*Work task*
Go through the entries below. Copy out every line that contains "black".

━━ Source data

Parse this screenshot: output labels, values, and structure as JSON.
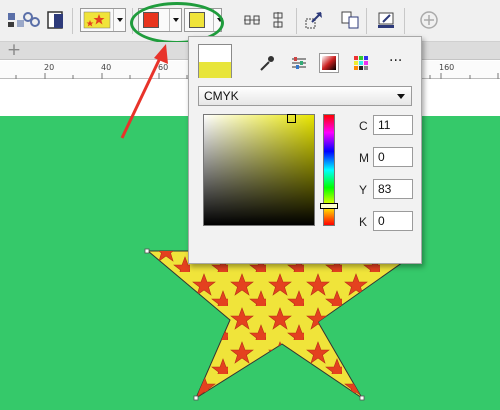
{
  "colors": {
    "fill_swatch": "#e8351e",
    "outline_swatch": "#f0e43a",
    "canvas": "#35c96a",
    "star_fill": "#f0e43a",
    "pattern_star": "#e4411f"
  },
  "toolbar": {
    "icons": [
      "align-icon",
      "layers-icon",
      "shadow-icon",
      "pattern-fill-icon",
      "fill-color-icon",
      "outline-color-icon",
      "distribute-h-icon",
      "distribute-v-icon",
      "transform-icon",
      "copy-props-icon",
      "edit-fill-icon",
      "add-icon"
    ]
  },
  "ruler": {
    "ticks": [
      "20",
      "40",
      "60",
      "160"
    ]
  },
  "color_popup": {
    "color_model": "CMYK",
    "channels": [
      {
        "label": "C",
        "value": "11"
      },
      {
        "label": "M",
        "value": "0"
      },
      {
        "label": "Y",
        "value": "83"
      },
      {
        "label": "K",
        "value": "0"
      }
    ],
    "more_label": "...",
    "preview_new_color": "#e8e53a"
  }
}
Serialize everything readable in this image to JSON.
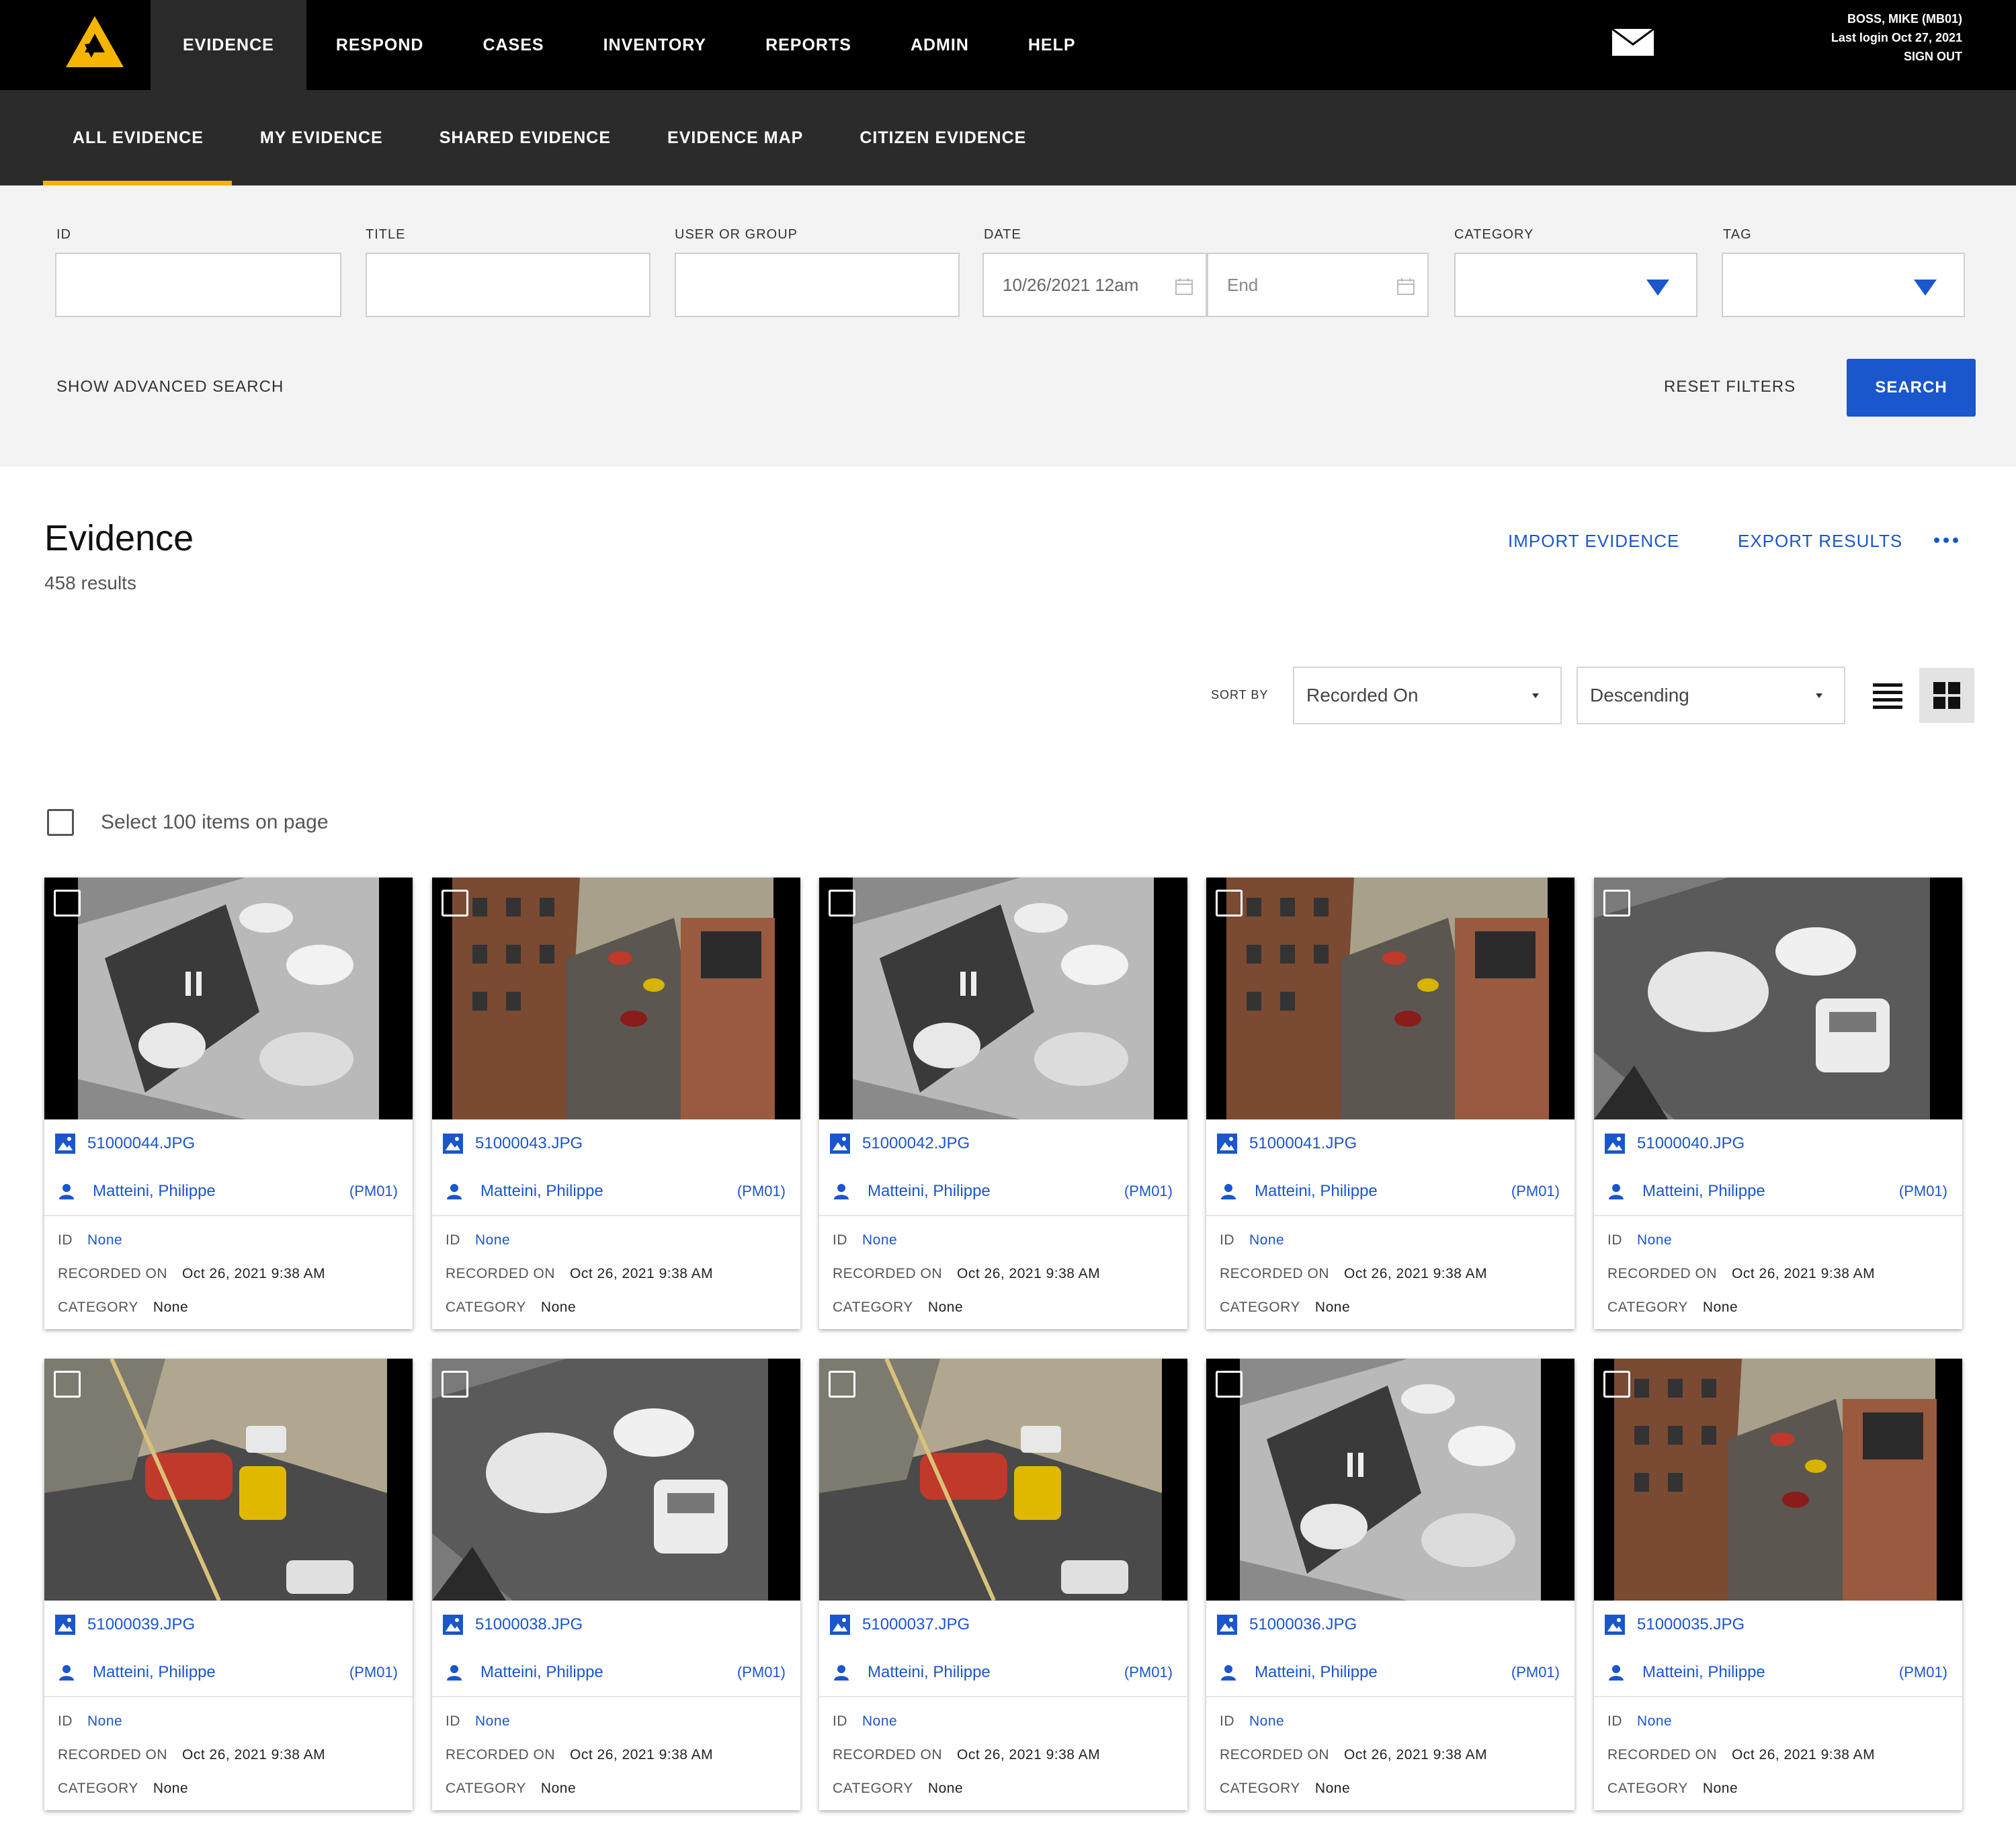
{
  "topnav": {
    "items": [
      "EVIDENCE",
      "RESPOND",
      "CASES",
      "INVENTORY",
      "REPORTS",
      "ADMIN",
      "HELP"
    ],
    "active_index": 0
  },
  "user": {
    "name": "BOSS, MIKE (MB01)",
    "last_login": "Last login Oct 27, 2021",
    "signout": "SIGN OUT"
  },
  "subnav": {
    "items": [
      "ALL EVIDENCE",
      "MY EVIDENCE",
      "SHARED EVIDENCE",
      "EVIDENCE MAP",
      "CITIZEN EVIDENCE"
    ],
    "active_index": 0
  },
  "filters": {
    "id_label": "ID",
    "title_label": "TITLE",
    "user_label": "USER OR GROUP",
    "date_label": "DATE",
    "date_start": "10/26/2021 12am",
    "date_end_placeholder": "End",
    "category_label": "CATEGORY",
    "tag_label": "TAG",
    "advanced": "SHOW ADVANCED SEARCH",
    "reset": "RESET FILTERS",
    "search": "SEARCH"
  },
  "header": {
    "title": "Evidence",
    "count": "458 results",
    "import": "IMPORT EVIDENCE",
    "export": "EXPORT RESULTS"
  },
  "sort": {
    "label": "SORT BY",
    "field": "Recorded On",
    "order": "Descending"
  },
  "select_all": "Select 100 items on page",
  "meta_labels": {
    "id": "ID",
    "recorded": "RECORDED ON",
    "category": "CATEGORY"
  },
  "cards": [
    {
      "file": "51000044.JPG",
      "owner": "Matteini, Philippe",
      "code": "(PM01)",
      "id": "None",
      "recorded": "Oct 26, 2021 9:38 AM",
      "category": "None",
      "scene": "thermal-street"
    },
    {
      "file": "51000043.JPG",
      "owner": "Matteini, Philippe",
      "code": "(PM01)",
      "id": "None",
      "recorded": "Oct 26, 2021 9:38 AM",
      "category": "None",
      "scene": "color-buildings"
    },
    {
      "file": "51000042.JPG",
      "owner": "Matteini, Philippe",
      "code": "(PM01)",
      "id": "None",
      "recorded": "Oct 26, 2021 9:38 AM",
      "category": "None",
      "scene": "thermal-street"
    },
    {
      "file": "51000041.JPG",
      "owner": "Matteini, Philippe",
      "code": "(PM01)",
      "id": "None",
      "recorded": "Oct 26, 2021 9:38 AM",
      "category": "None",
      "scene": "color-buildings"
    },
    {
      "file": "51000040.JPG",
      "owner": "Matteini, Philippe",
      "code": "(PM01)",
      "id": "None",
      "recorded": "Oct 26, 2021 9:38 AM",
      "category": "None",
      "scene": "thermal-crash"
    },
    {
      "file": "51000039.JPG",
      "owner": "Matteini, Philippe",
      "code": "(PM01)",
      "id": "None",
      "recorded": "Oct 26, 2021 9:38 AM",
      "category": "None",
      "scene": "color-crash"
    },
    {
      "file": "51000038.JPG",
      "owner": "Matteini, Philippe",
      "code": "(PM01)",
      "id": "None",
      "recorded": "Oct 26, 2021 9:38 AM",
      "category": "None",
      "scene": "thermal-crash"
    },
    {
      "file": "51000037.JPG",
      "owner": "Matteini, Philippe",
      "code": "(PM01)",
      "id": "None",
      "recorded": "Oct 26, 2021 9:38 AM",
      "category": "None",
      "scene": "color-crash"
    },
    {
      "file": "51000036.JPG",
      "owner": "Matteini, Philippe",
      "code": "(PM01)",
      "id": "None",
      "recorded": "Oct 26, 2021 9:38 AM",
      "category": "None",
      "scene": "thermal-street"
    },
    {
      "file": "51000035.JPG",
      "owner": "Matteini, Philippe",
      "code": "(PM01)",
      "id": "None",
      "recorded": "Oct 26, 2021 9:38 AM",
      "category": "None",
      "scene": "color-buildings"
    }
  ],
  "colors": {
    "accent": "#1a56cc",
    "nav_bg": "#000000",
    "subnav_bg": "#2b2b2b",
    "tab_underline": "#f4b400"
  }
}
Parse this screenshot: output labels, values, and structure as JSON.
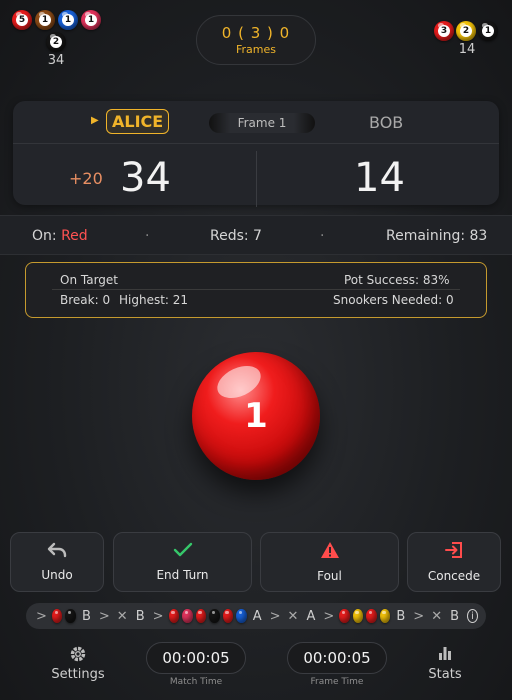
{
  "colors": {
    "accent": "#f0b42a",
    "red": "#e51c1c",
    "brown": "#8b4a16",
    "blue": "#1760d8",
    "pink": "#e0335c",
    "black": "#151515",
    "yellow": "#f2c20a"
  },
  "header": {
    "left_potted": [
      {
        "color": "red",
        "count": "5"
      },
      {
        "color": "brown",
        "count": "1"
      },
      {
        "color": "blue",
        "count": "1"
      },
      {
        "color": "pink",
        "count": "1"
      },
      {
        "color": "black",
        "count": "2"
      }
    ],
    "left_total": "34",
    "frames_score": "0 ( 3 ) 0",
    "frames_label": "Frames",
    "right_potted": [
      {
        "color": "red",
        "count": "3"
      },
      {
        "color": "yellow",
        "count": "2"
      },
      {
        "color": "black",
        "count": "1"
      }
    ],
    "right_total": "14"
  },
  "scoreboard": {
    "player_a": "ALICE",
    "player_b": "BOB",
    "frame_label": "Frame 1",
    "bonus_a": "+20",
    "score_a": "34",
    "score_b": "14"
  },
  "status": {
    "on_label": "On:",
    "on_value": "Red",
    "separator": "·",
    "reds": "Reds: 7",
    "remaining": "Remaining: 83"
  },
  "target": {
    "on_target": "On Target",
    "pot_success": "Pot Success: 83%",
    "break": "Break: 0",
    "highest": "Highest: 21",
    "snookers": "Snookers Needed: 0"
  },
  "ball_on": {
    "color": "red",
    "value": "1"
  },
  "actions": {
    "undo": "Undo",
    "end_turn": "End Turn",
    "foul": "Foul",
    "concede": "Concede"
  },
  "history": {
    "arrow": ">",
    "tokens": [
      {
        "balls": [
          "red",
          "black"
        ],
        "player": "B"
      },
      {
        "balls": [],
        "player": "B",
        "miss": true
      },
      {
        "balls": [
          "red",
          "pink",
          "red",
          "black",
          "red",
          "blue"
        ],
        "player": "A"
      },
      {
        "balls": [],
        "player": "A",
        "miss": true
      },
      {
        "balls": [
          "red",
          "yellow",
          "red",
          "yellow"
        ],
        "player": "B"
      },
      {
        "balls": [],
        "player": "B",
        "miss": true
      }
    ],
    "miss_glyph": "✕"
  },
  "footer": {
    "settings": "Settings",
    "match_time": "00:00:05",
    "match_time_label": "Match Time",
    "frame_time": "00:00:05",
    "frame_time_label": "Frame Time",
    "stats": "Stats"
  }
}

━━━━

*Exercise answer*
    "black": "#151515",
        "color": "black",
        "color": "black",
          "black"
          "black",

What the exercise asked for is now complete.